·      2004: Columbia's opening of Spider-Man 2," starring Tobey Maguire, was the chart topper with $115.8 million at 4,152 theatres and a six day cume of $180.1 million. The Fourth was on a Sunday (as 2004 was a leap year).

·      2005: Paramount's opening of "War of the Worlds," starring Tom Cruise, led the boxoffice with $77.1 million at 3,906 theatres and a six day cume of $112.7 million. The Fourth was on a Monday.

·      2006: Warner Bros.' opening of "Superman Returns," starring Brandon Routh and Kevin Spacey, took first place with $52.5 million at 4,065 theatres and a five day cume of $84.6 million. The Fourth was on a Tuesday.

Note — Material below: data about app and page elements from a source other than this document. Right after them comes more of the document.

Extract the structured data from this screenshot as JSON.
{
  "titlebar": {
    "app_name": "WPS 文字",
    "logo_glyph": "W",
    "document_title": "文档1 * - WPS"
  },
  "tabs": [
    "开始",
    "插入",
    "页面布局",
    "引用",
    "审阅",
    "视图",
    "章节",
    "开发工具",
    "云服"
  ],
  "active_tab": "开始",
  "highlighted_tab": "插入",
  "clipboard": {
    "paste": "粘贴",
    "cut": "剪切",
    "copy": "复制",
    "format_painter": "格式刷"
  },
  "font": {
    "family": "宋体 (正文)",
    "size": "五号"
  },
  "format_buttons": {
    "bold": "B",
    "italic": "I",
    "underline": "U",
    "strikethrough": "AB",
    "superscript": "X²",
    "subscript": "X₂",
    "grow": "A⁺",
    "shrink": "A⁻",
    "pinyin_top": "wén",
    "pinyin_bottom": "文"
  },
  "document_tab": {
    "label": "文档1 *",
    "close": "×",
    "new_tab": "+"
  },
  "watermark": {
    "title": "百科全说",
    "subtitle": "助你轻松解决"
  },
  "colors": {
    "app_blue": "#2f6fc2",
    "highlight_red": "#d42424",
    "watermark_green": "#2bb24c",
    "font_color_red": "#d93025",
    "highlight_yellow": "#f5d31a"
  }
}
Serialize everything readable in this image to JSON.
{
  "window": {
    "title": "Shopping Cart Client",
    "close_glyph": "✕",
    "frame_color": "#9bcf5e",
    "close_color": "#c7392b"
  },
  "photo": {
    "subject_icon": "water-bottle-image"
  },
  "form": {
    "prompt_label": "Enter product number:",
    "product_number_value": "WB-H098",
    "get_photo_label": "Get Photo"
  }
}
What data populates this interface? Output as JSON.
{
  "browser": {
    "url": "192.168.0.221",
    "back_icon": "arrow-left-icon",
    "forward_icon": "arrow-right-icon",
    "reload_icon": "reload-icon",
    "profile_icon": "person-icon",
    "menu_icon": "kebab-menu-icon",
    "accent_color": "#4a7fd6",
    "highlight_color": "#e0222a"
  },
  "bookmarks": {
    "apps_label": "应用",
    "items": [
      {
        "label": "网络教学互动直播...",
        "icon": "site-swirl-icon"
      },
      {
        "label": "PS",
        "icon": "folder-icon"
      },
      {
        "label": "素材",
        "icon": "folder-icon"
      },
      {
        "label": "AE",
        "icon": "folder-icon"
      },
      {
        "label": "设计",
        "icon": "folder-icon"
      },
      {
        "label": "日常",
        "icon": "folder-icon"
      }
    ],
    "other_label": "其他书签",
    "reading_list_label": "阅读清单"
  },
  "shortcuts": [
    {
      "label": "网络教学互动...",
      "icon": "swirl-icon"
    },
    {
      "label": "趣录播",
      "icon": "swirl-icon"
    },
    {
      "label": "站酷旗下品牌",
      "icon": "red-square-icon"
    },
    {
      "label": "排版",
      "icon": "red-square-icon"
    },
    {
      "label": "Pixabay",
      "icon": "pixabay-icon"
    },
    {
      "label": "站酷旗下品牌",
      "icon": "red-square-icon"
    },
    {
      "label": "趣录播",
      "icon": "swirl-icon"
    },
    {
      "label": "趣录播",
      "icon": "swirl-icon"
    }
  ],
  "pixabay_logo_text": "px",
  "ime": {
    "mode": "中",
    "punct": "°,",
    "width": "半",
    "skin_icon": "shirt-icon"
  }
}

·      2007: Paramount's opening of "Transformers," starring Shia LaBeouf and Megan Fox, came in first with $70.5 million at 4,011 theatres and a seven day cume of $155.4 million. The Fourth was on a Wednesday.

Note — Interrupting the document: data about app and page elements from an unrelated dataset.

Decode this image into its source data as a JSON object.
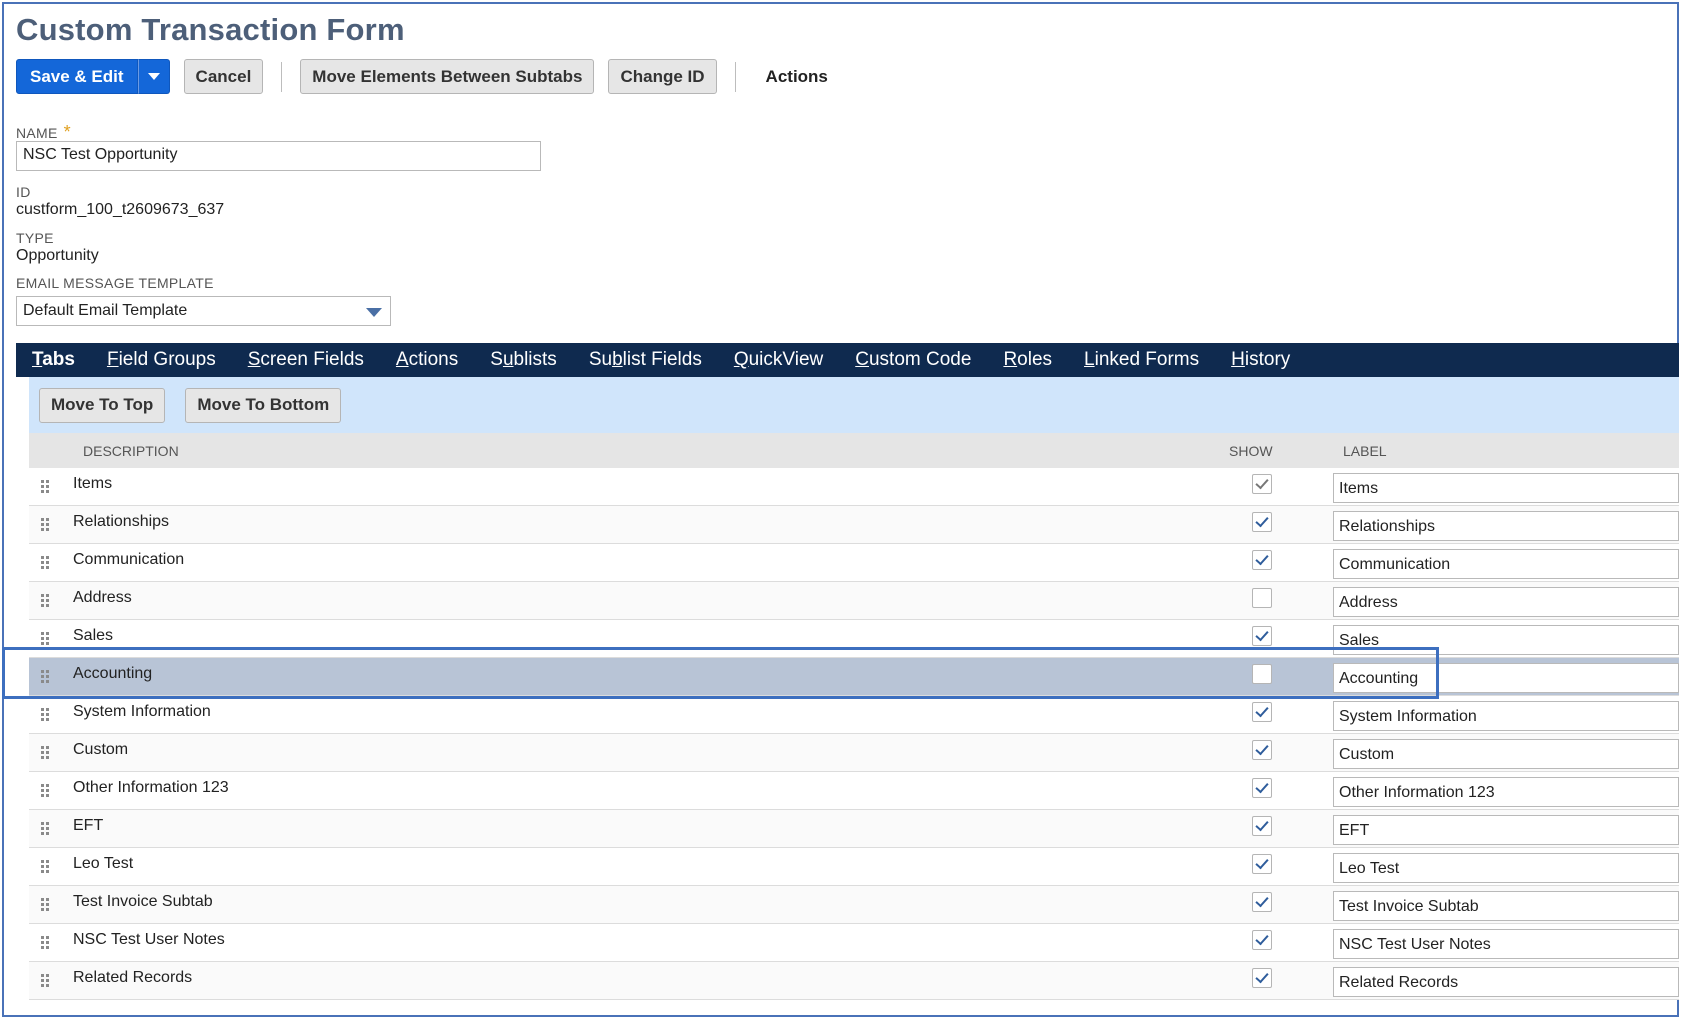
{
  "page": {
    "title": "Custom Transaction Form"
  },
  "toolbar": {
    "save_label": "Save & Edit",
    "cancel_label": "Cancel",
    "move_label": "Move Elements Between Subtabs",
    "change_id_label": "Change ID",
    "actions_label": "Actions"
  },
  "form": {
    "name_label": "NAME",
    "name_value": "NSC Test Opportunity",
    "id_label": "ID",
    "id_value": "custform_100_t2609673_637",
    "type_label": "TYPE",
    "type_value": "Opportunity",
    "email_label": "EMAIL MESSAGE TEMPLATE",
    "email_value": "Default Email Template"
  },
  "tabs": [
    {
      "u": "T",
      "rest": "abs",
      "pre": ""
    },
    {
      "pre": "",
      "u": "F",
      "rest": "ield Groups"
    },
    {
      "pre": "",
      "u": "S",
      "rest": "creen Fields"
    },
    {
      "pre": "",
      "u": "A",
      "rest": "ctions"
    },
    {
      "pre": "S",
      "u": "u",
      "rest": "blists"
    },
    {
      "pre": "Su",
      "u": "b",
      "rest": "list Fields"
    },
    {
      "pre": "",
      "u": "Q",
      "rest": "uickView"
    },
    {
      "pre": "",
      "u": "C",
      "rest": "ustom Code"
    },
    {
      "pre": "",
      "u": "R",
      "rest": "oles"
    },
    {
      "pre": "",
      "u": "L",
      "rest": "inked Forms"
    },
    {
      "pre": "",
      "u": "H",
      "rest": "istory"
    }
  ],
  "subtoolbar": {
    "move_top_label": "Move To Top",
    "move_bottom_label": "Move To Bottom"
  },
  "grid": {
    "headers": {
      "description": "DESCRIPTION",
      "show": "SHOW",
      "label": "LABEL"
    },
    "rows": [
      {
        "description": "Items",
        "show": true,
        "disabled": true,
        "label": "Items"
      },
      {
        "description": "Relationships",
        "show": true,
        "label": "Relationships"
      },
      {
        "description": "Communication",
        "show": true,
        "label": "Communication"
      },
      {
        "description": "Address",
        "show": false,
        "label": "Address"
      },
      {
        "description": "Sales",
        "show": true,
        "label": "Sales"
      },
      {
        "description": "Accounting",
        "show": false,
        "label": "Accounting",
        "selected": true
      },
      {
        "description": "System Information",
        "show": true,
        "label": "System Information"
      },
      {
        "description": "Custom",
        "show": true,
        "label": "Custom"
      },
      {
        "description": "Other Information 123",
        "show": true,
        "label": "Other Information 123"
      },
      {
        "description": "EFT",
        "show": true,
        "label": "EFT"
      },
      {
        "description": "Leo Test",
        "show": true,
        "label": "Leo Test"
      },
      {
        "description": "Test Invoice Subtab",
        "show": true,
        "label": "Test Invoice Subtab"
      },
      {
        "description": "NSC Test User Notes",
        "show": true,
        "label": "NSC Test User Notes"
      },
      {
        "description": "Related Records",
        "show": true,
        "label": "Related Records"
      }
    ]
  }
}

·      2008: Columbia's opening of "Hancock," starring Will Smith, placed first with $62.6 million at 3,965 theatres and a five day cume of $103.9 million. The Fourth was on a Friday (as 2008 was a leap year).

·      2009: Paramount's "Transformers: Revenge of the Fallen," starring Shia LaBeouf, was number one in its second weekend with $42.3 million at 4,234 theatres and a 10 day cume of $293.4 million. The Fourth was on a Saturday.

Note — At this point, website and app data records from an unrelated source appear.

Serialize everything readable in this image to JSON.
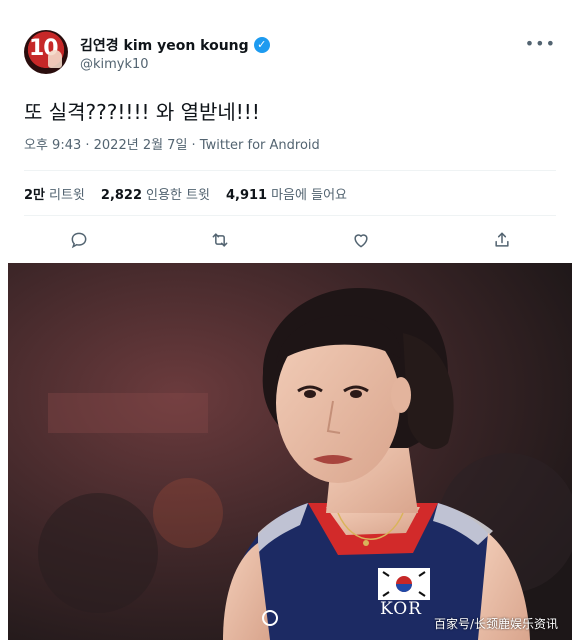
{
  "author": {
    "avatar_text": "10",
    "display_name": "김연경 kim yeon koung",
    "handle": "@kimyk10",
    "verified": true
  },
  "tweet": {
    "text": "또 실격???!!!! 와 열받네!!!",
    "timestamp": "오후 9:43 · 2022년 2월 7일 · Twitter for Android"
  },
  "stats": {
    "retweets_count": "2만",
    "retweets_label": "리트윗",
    "quotes_count": "2,822",
    "quotes_label": "인용한 트윗",
    "likes_count": "4,911",
    "likes_label": "마음에 들어요"
  },
  "actions": [
    "reply-icon",
    "retweet-icon",
    "like-icon",
    "share-icon"
  ],
  "photo": {
    "jersey_label": "KOR"
  },
  "watermark": "百家号/长颈鹿娱乐资讯",
  "colors": {
    "verified": "#1d9bf0",
    "secondary_text": "#536471",
    "jersey_navy": "#1c2a63",
    "jersey_red": "#d22a2a"
  }
}
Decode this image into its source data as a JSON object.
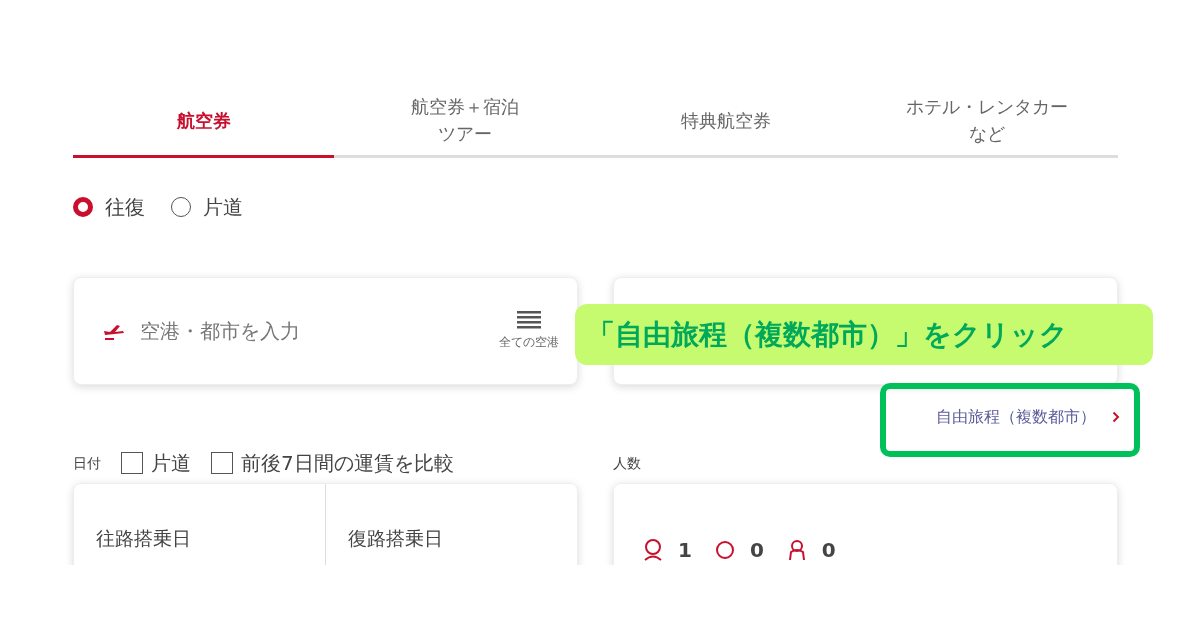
{
  "tabs": [
    {
      "lines": [
        "航空券"
      ],
      "selected": true
    },
    {
      "lines": [
        "航空券＋宿泊",
        "ツアー"
      ],
      "selected": false
    },
    {
      "lines": [
        "特典航空券"
      ],
      "selected": false
    },
    {
      "lines": [
        "ホテル・レンタカー",
        "など"
      ],
      "selected": false
    }
  ],
  "trip_type": [
    {
      "label": "往復",
      "selected": true
    },
    {
      "label": "片道",
      "selected": false
    }
  ],
  "origin": {
    "placeholder": "空港・都市を入力",
    "all_airports": "全ての空港"
  },
  "callout": "「自由旅程（複数都市）」をクリック",
  "multi_city_link": "自由旅程（複数都市）",
  "date_label": "日付",
  "date_options": [
    {
      "label": "片道",
      "checked": false
    },
    {
      "label": "前後7日間の運賃を比較",
      "checked": false
    }
  ],
  "dates": [
    "往路搭乗日",
    "復路搭乗日"
  ],
  "passengers_label": "人数",
  "passengers": [
    {
      "kind": "adult",
      "count": "1"
    },
    {
      "kind": "child",
      "count": "0"
    },
    {
      "kind": "infant",
      "count": "0"
    }
  ]
}
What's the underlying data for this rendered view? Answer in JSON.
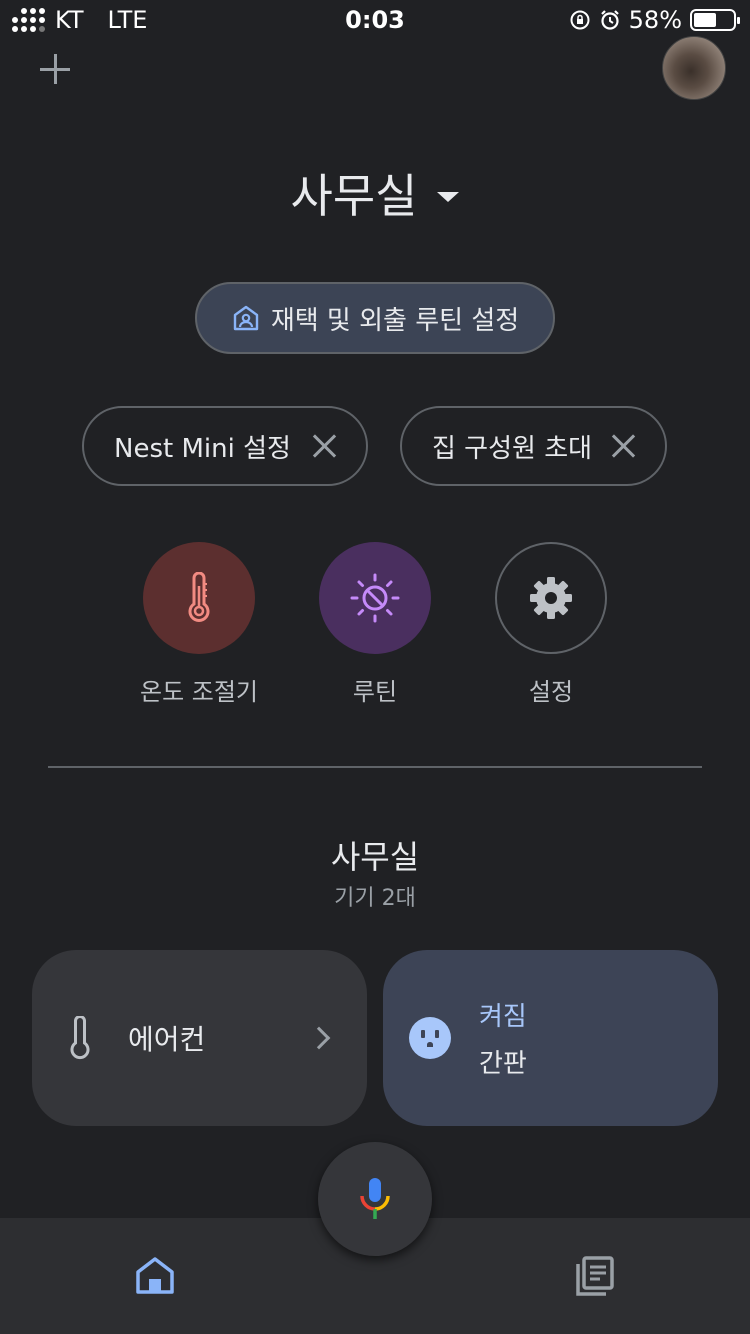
{
  "status_bar": {
    "carrier": "KT",
    "network": "LTE",
    "time": "0:03",
    "battery_text": "58%",
    "battery_level": 0.58
  },
  "header": {
    "add_icon": "plus-icon",
    "home_name": "사무실"
  },
  "routine_button": {
    "label": "재택 및 외출 루틴 설정",
    "icon": "home-away-icon"
  },
  "chips": [
    {
      "label": "Nest Mini 설정"
    },
    {
      "label": "집 구성원 초대"
    }
  ],
  "shortcuts": [
    {
      "label": "온도 조절기",
      "icon": "thermometer-icon",
      "color": "#f28b82"
    },
    {
      "label": "루틴",
      "icon": "routine-sun-icon",
      "color": "#c58af9"
    },
    {
      "label": "설정",
      "icon": "gear-icon",
      "color": "#bdc1c6"
    }
  ],
  "room": {
    "name": "사무실",
    "device_count": "기기 2대"
  },
  "devices": [
    {
      "name": "에어컨",
      "icon": "thermometer-icon"
    },
    {
      "state": "켜짐",
      "name": "간판",
      "icon": "outlet-icon"
    }
  ],
  "bottom_nav": {
    "home_icon": "home-icon",
    "feed_icon": "feed-icon",
    "mic_icon": "microphone-icon",
    "accent": "#8ab4f8"
  }
}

·      2010: Summit Entertainment's opening of "The Twilight Saga: Eclipse," starring Kristen Stewart, Robert Pattinson and Taylor Lautner, took first place with $83.6 million at 4,468 theatres and a six day cume of $176.4 million. The Fourth was on a Sunday.

·      2011: Paramount's opening of "Transformers: Dark of the Moon," starring Shia LaBeouf, finished first with $115.9 million at 4,088 theatres and a four day cume of $180.7 million. The Fourth was on a Monday.

·      2012: Columbia and Marvel's "Spider-Man" franchise reboot "The Amazing Spider-Man," starring Andrew Garfield and Emma Stone, opened in first place to $62 million at 4,318 theatres and a six day gross of $137 million. The Fourth was on a Wednesday (as 2012 was a leap year).

·      2013: Universal and Illumination Entertainment's 3D animated comedy "Despicable Me 2" opened in first place to $83.5 million and a five day gross of $143.1 million. The Fourth was on a Thursday.

·      2014: Paramount and Hasbro's opening of the 3D  "Transformers: Age of Extinction," starring Mark Wahlberg, finished first in its second weekend with $37.1 million for three days, bringing its cume to $175.4 million. The Fourth was on a Friday.

·      2015: Disney and Pixar's 3D animated "Inside Out" topped the chart in its third week with $29.8 million for three days, bringing its cume to $245.9 million. The Fourth was on a Saturday.

         Bottom line: In 2017, July Fourth will fall on a Tuesday, which is good because it will boost business on a weak day of the week. Of course, with the Fourth on a Tuesday there's no extended four day weekend to drive ticket sales like there is this year.

         Here's what to expect a year from now, bearing in mind that release dates are always subject to change.

         Disney and Pixar's animated 3D family comedy adventure "Cars 3" will open June 16 in advance of the Fourth, just as "Dory" did this year.

         "Cars 2" opened June 24, 2011 to $66.1 million and did $191.5 million domestically.

         Paramount and Hasbro's "Transformers: The Last Knight," from "Transformers" franchise director Michael Bay, stars Mark Wahlberg and Josh Duhamel. It also will be positioned in the holiday marketplace after opening June 23, the same way "Resurgence" did this time around. It should play best to male action movie fans.

         "Transformers: Age of Extinction" opened June 27, 2014 to $100 million and did $245.4 million domestically.

         Two wide releases are arriving Fri., June 30 for the weekend preceding July Fourth.

         Universal and Illumination Entertainment's 3D animated family comedy "Despicable Me 3," is directed by Pierre Coffin ("Despicable Me," "Despicable Me 2") and Kyle Balda ("Minions") and stars the voice talents of Steve Carell and Trey Parker.

         "Minions" opened July 10, 2015 to $115.7 million and did $336 million domestically.

         The comedy "The House," from Warner Bros., New Line Cinema and Village Roadshow Pictures, is from first time feature director Andrew Jay Cohen and stars Will Ferrell and Amy Poehler. It should play best to adult women.